She meant to say, "You have a pretty face," because that's what she has always said to young women since getting dementia. But she gave us a good laugh.

I’ve learned an awful lot about dying this week. I’ve learned what the physical process is, how the body and the person living in it prepare it to stop functioning. I’ve learned how death often comes, the sounds it creates, how hearing is the last sense to go, why Mom’s legs and hands are so cool to the touch (even the bloodstream knows what to do and where to send the remaining energy).

Hunger and thirst go away, as they seem to be doing in Mom, an instinct that naturally reduces the strain on the body’s organs (like the gastro-intestinal tract), which are growing weaker. It appears also to be more comfortable and relieves the person of several potential conditions that would be distressing, like fluid buildup in the throat or lungs, having to poop or pee and not being able to, etc.

What stands out for me is how well organized it seems to be. The brain might be shrinking and disintegrating, but it remains a good director, as if God designed it that way.
When a person can no longer say more than six words in a row, the brain stops controlling the swallow reflex and the involuntary muscles involved. The person then can’t swallow. But that doesn’t matter, because hunger and thirst have disappeared. Starvation and dehydration develop next, and they seem to anesthetize nerves that conduct pain messages. Hospice knows how to relieve any discomfort that arises out of the process.

I’m thankful to God for my mother’s long life. She wasn’t perfect, but she was human, and the Almighty gave me lots of good years with her.
I’m so glad my mother left an Advance Directive and made her wishes known every which way but loose. That makes it so simple: just do what I know she would do. (She would jump out of bed and run naked through the streets if that would get her to heaven sooner.)

Wednesday, June 2, 2010

Mom's in Hospital
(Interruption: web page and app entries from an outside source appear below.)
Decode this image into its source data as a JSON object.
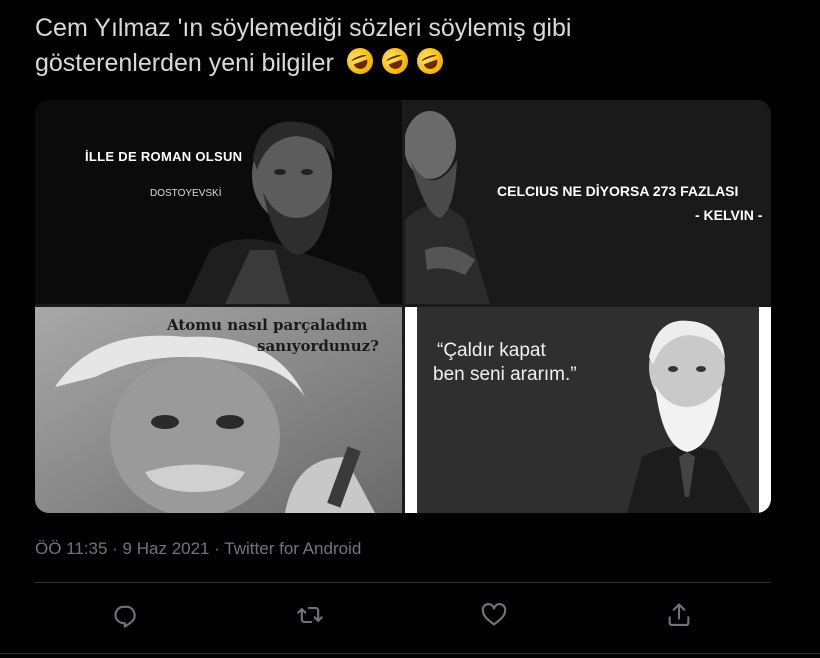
{
  "tweet": {
    "text_line1": "Cem Yılmaz 'ın söylemediği sözleri söylemiş gibi",
    "text_line2": "gösterenlerden yeni bilgiler",
    "emoji": [
      "rolling-on-floor-laughing-icon",
      "rolling-on-floor-laughing-icon",
      "rolling-on-floor-laughing-icon"
    ]
  },
  "media": {
    "tile1": {
      "caption_main": "İLLE DE ROMAN OLSUN",
      "caption_author": "DOSTOYEVSKİ"
    },
    "tile2": {
      "caption_main": "CELCIUS NE DİYORSA 273 FAZLASI",
      "caption_author": "- KELVIN -"
    },
    "tile3": {
      "caption_line1": "Atomu nasıl parçaladım",
      "caption_line2": "sanıyordunuz?"
    },
    "tile4": {
      "caption_line1": "“Çaldır kapat",
      "caption_line2": "ben seni ararım.”"
    }
  },
  "meta": {
    "timestamp": "ÖÖ 11:35 · 9 Haz 2021 · Twitter for Android"
  },
  "actions": [
    "reply-icon",
    "retweet-icon",
    "like-icon",
    "share-icon"
  ],
  "colors": {
    "background": "#000000",
    "text": "#d9d9d9",
    "muted": "#6e767d",
    "divider": "#2f3336"
  }
}
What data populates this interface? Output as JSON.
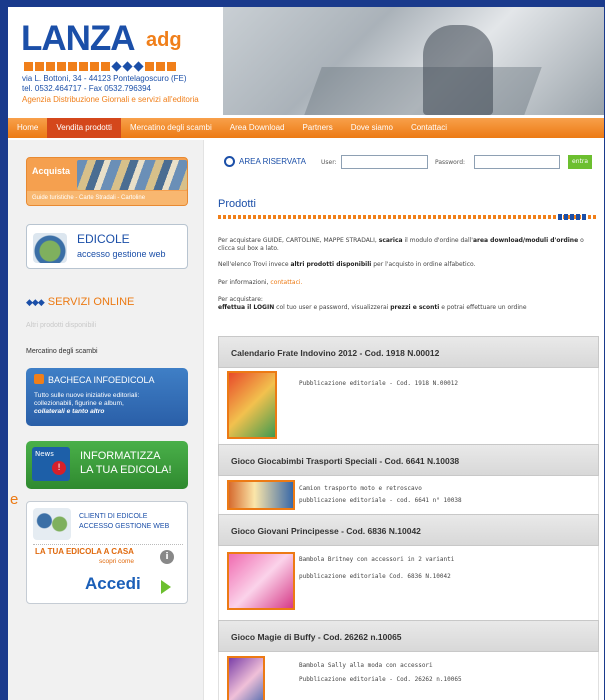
{
  "header": {
    "logo_main": "LANZA",
    "logo_sub": "adg",
    "address": "via L. Bottoni, 34 - 44123 Pontelagoscuro (FE)",
    "phone": "tel. 0532.464717 - Fax 0532.796394",
    "tagline": "Agenzia Distribuzione Giornali e servizi all'editoria"
  },
  "nav": {
    "items": [
      "Home",
      "Vendita prodotti",
      "Mercatino degli scambi",
      "Area Download",
      "Partners",
      "Dove siamo",
      "Contattaci"
    ],
    "active": "Vendita prodotti"
  },
  "sidebar": {
    "acquista_title": "Acquista",
    "acquista_subtitle": "Guide turistiche - Carte Stradali - Cartoline",
    "edicole_title": "EDICOLE",
    "edicole_subtitle": "accesso gestione web",
    "servizi_title": "SERVIZI ONLINE",
    "link_altri": "Altri prodotti disponibili",
    "link_mercatino": "Mercatino degli scambi",
    "bacheca_title": "BACHECA INFOEDICOLA",
    "bacheca_text_1": "Tutto sulle nuove iniziative editoriali:",
    "bacheca_text_2": "collezionabili, figurine e album,",
    "bacheca_text_3": "collaterali e tanto altro",
    "info_line1": "INFORMATIZZA",
    "info_line2": "LA TUA EDICOLA!",
    "clienti_line1": "CLIENTI DI EDICOLE",
    "clienti_line2": "ACCESSO GESTIONE WEB",
    "casa_title": "LA TUA EDICOLA A CASA",
    "casa_link": "scopri come",
    "accedi": "Accedi"
  },
  "login": {
    "label": "AREA RISERVATA",
    "user_label": "User:",
    "password_label": "Password:",
    "submit_label": "entra"
  },
  "main": {
    "title": "Prodotti",
    "intro_1a": "Per acquistare GUIDE, CARTOLINE, MAPPE STRADALI,",
    "intro_1b": "scarica",
    "intro_1c": "il modulo d'ordine dall'",
    "intro_1d": "area download/moduli d'ordine",
    "intro_1e": "o clicca sul box a lato.",
    "intro_2a": "Nell'elenco Trovi invece",
    "intro_2b": "altri prodotti disponibili",
    "intro_2c": "per l'acquisto in ordine alfabetico.",
    "intro_3a": "Per informazioni,",
    "intro_3b": "contattaci.",
    "intro_4a": "Per acquistare:",
    "intro_4b": "effettua il LOGIN",
    "intro_4c": "col tuo user e password, visualizzerai",
    "intro_4d": "prezzi e sconti",
    "intro_4e": "e potrai effettuare un ordine"
  },
  "products": [
    {
      "title": "Calendario Frate Indovino 2012 - Cod. 1918 N.00012",
      "desc_1": "Pubblicazione editoriale - Cod. 1918 N.00012",
      "desc_2": ""
    },
    {
      "title": "Gioco Giocabimbi Trasporti Speciali - Cod. 6641 N.10038",
      "desc_1": "Camion trasporto moto e retroscavo",
      "desc_2": "pubblicazione editoriale - cod. 6641  n° 10038"
    },
    {
      "title": "Gioco Giovani Principesse - Cod. 6836 N.10042",
      "desc_1": "Bambola Britney con accessori in 2 varianti",
      "desc_2": "pubblicazione editoriale Cod. 6836 N.10042"
    },
    {
      "title": "Gioco Magie di Buffy - Cod. 26262 n.10065",
      "desc_1": "Bambola Sally alla moda con accessori",
      "desc_2": "Pubblicazione editoriale - Cod. 26262 n.10065"
    }
  ],
  "stray_text": "e"
}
We just learned yesterday morning (Tues) that Mom has been hospitalized with pneumonia since Thursday night. Four days without a friendly face! Heads are going to roll at the hospital. I'm sharpening my axe ...
Mom has advanced Alzheimer's. The most common cause of death for someone who suffers from Alzheimer's is pneumonia. Ergo, Mom might die of pneumonia. We're asking God to give her peace and comfort. If you pray, please add Mom's peace and comfort to your list.
We're chosing to do nothing about the pneumonia except administer antibiotics. Today, Mom clearly said, "Oh, God, please take me home." Later she laughed at some random image or idea that crossed her mind. The doc is calling in Hospice. I'll meet them tomorrow. Thanks for your prayers.

I Tried Laying Hands on My Mother

A hank of hair rests on the bony forehead
which swells above the chin
which droops toward the neckline
bisected by the wide slash of mouth
An immobile line.

I brush back the thatch of white
But it falls through my fingers
I touch the knobby cheekbones that rise
like mountains above the sunken cheeks
Every movement of my hand is forced
against a tide

Suddenly I remember my daughter
at the age of five, lying on her bed
with the nightlight on. Her eyelashes
make little wings on her cheeks
I draw on her soft little face with a finger
tip, and I sing a monotonous song:
I’m skiing down your nose and skiing
round your eyeballs…I’m skiing round
your cheeks and down around your mouth

She lies on her bed still as a statue
while my fingertip skis over her face
and I love it, and she loves it, she asks
for this. And this I can’t give
to my mother, lying still as a statue
on her bed. My hand will not allow it.